Georgia Southern offers service through new Center for Survey Research and Health Information
Recognizing the growing need for reliable decision-making data, especially in the healthcare field, researchers at Georgia Southern University have created the Center for Survey Research and Health Information. The center is available to provide services not only for the University, but also for the larger community.
‘Surveys are common research methods in political, health, and social sciences, and in marketing,” said Gerald Ledlow, associate professor of health services administration and director of the center. ‘But creating and administering a survey and analyzing the results can be huge task. Because we have the expertise, the software, and the experience in this area, we can provide a very useful service, especially in the healthcare area. The center can do telephone and e-mail surveys, Web-based surveys, household visits, focus groups, and direct mail surveys. We are a full-service shop.”
The center grew from a project recently completed by biostatistics professor Robert Vogel and his colleagues and graduate students. At the request of the Southwest Georgia Cancer Coalition, Vogel, a faculty member in the Jiann-Ping Hsu College of Public Health, developed an extensive survey to get an accurate view of how adults perceive health and health care in their region. The survey, including both demographic items and questions about health care, insurance, and access to medical care, was administered as a pilot study in Baker County, Georgia.
‘It was good to see that 80 percent of our respondents said their health was good or excellent,” said Vogel. ‘The survey respondents reported good access to health care, and most put a lot of faith in their primary physicians.”
Vogel trained a small group of graduate students to complete the telephone survey. Calls were made both during the days and evenings and on weekends, and calls were attempted up to 10 times before a number was eliminated from the study.
A focal point of the survey was to determine whether men and women are benefiting from the screening methods available to detect breast, cervical, colon, and prostate cancer. A full report on the results of the study was presented to the Southwest Georgia Cancer Coalition, which will then be able to use the data to assess needs in the area and develop new and effective screening programs.
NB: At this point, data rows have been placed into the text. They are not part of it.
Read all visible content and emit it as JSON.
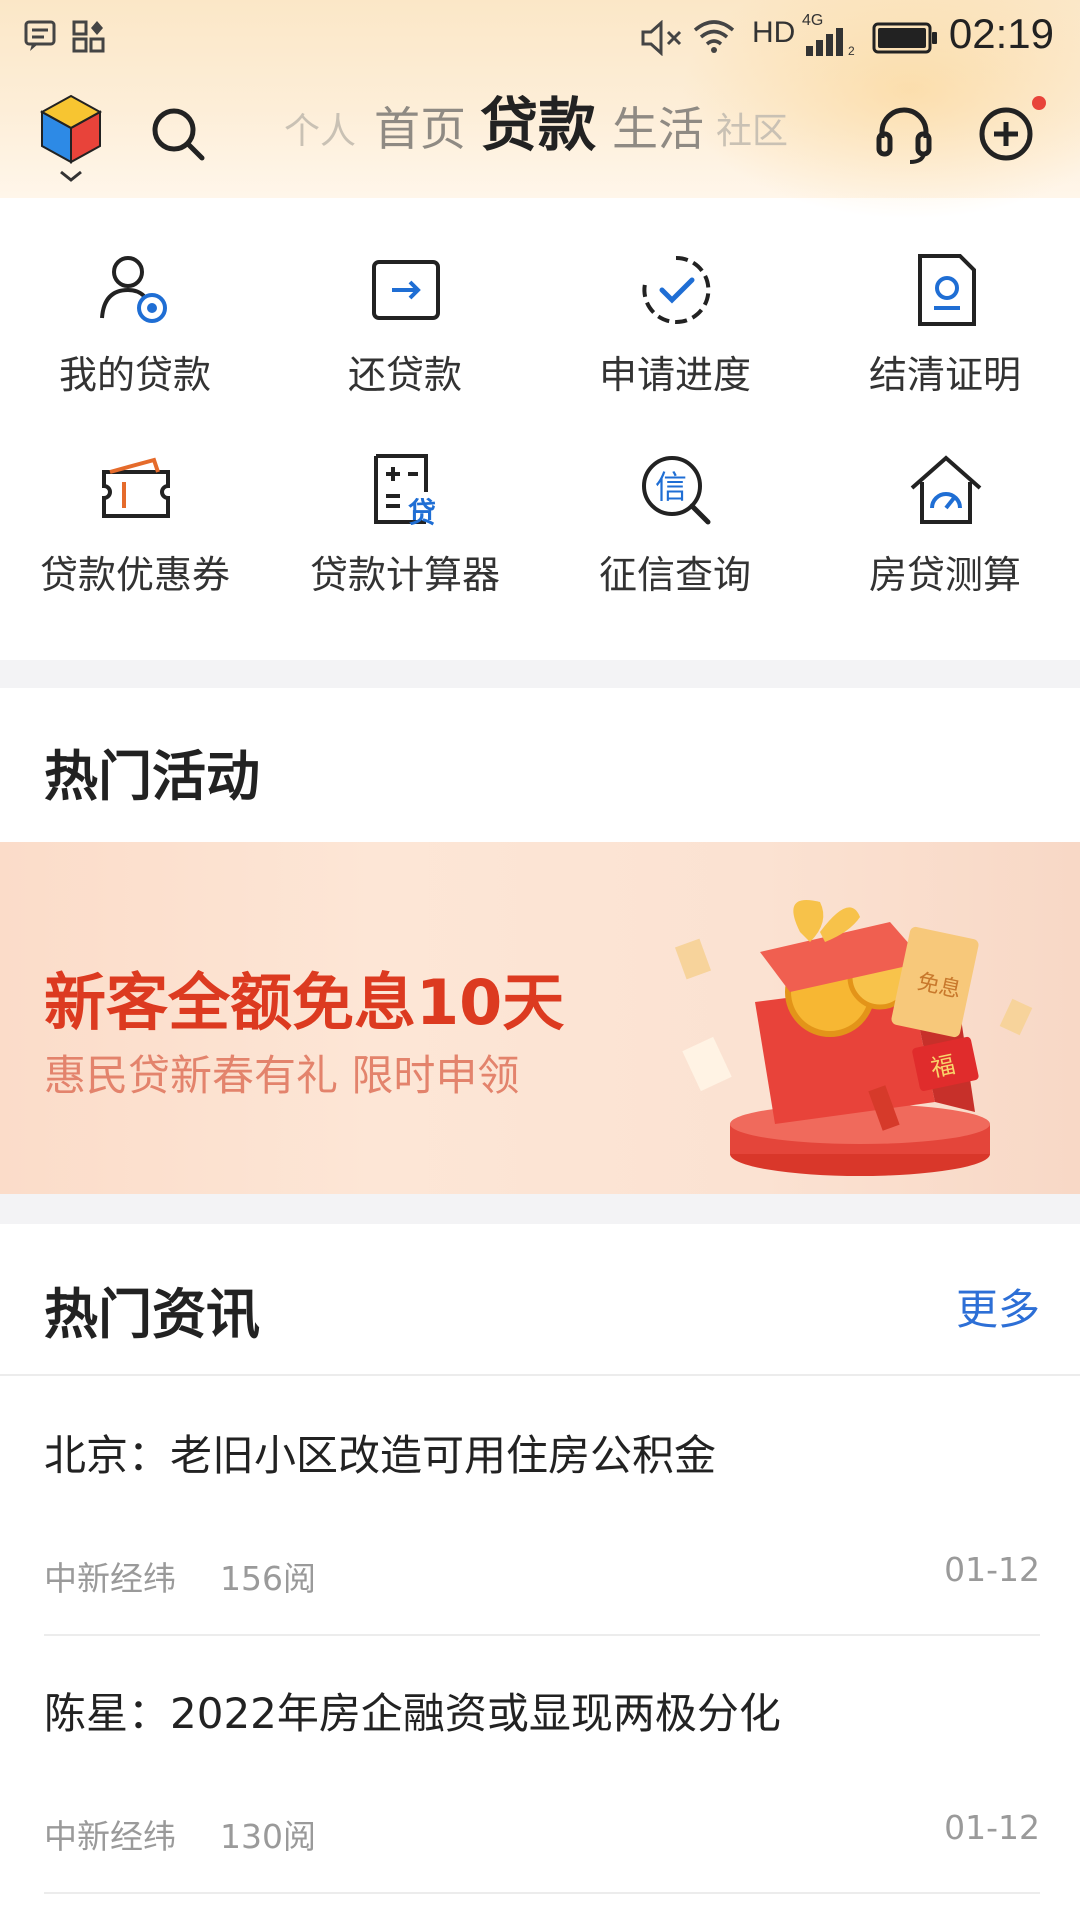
{
  "status_bar": {
    "network": "HD",
    "signal_label": "4G",
    "time": "02:19",
    "icons": [
      "message-icon",
      "apps-icon",
      "mute-icon",
      "wifi-icon",
      "signal-icon",
      "battery-icon"
    ]
  },
  "top_nav": {
    "tabs": [
      {
        "label": "个人",
        "active": false
      },
      {
        "label": "首页",
        "active": false
      },
      {
        "label": "贷款",
        "active": true
      },
      {
        "label": "生活",
        "active": false
      },
      {
        "label": "社区",
        "active": false
      }
    ],
    "right_icons": [
      "headset-icon",
      "add-icon"
    ]
  },
  "services": [
    {
      "label": "我的贷款",
      "icon": "user-loan-icon"
    },
    {
      "label": "还贷款",
      "icon": "repay-icon"
    },
    {
      "label": "申请进度",
      "icon": "progress-check-icon"
    },
    {
      "label": "结清证明",
      "icon": "certificate-icon"
    },
    {
      "label": "贷款优惠券",
      "icon": "coupon-icon"
    },
    {
      "label": "贷款计算器",
      "icon": "calculator-icon"
    },
    {
      "label": "征信查询",
      "icon": "credit-search-icon"
    },
    {
      "label": "房贷测算",
      "icon": "house-gauge-icon"
    }
  ],
  "activities": {
    "title": "热门活动",
    "banner": {
      "headline": "新客全额免息10天",
      "subline": "惠民贷新春有礼 限时申领",
      "gift_text_1": "免息",
      "gift_text_2": "福"
    }
  },
  "news": {
    "title": "热门资讯",
    "more_label": "更多",
    "items": [
      {
        "title": "北京：老旧小区改造可用住房公积金",
        "source": "中新经纬",
        "reads": "156阅",
        "date": "01-12"
      },
      {
        "title": "陈星：2022年房企融资或显现两极分化",
        "source": "中新经纬",
        "reads": "130阅",
        "date": "01-12"
      }
    ]
  },
  "colors": {
    "accent_blue": "#1f6ed4",
    "banner_red": "#dc3a20",
    "notification_dot": "#e8443a"
  }
}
For more information about the Center for Survey Research and Health Information, contact Dr. Ledlow in the Jiann-Ping Hsu College of Public Health, 912-681-5653 or go to http://jphcoph.georgiasouthern.edu.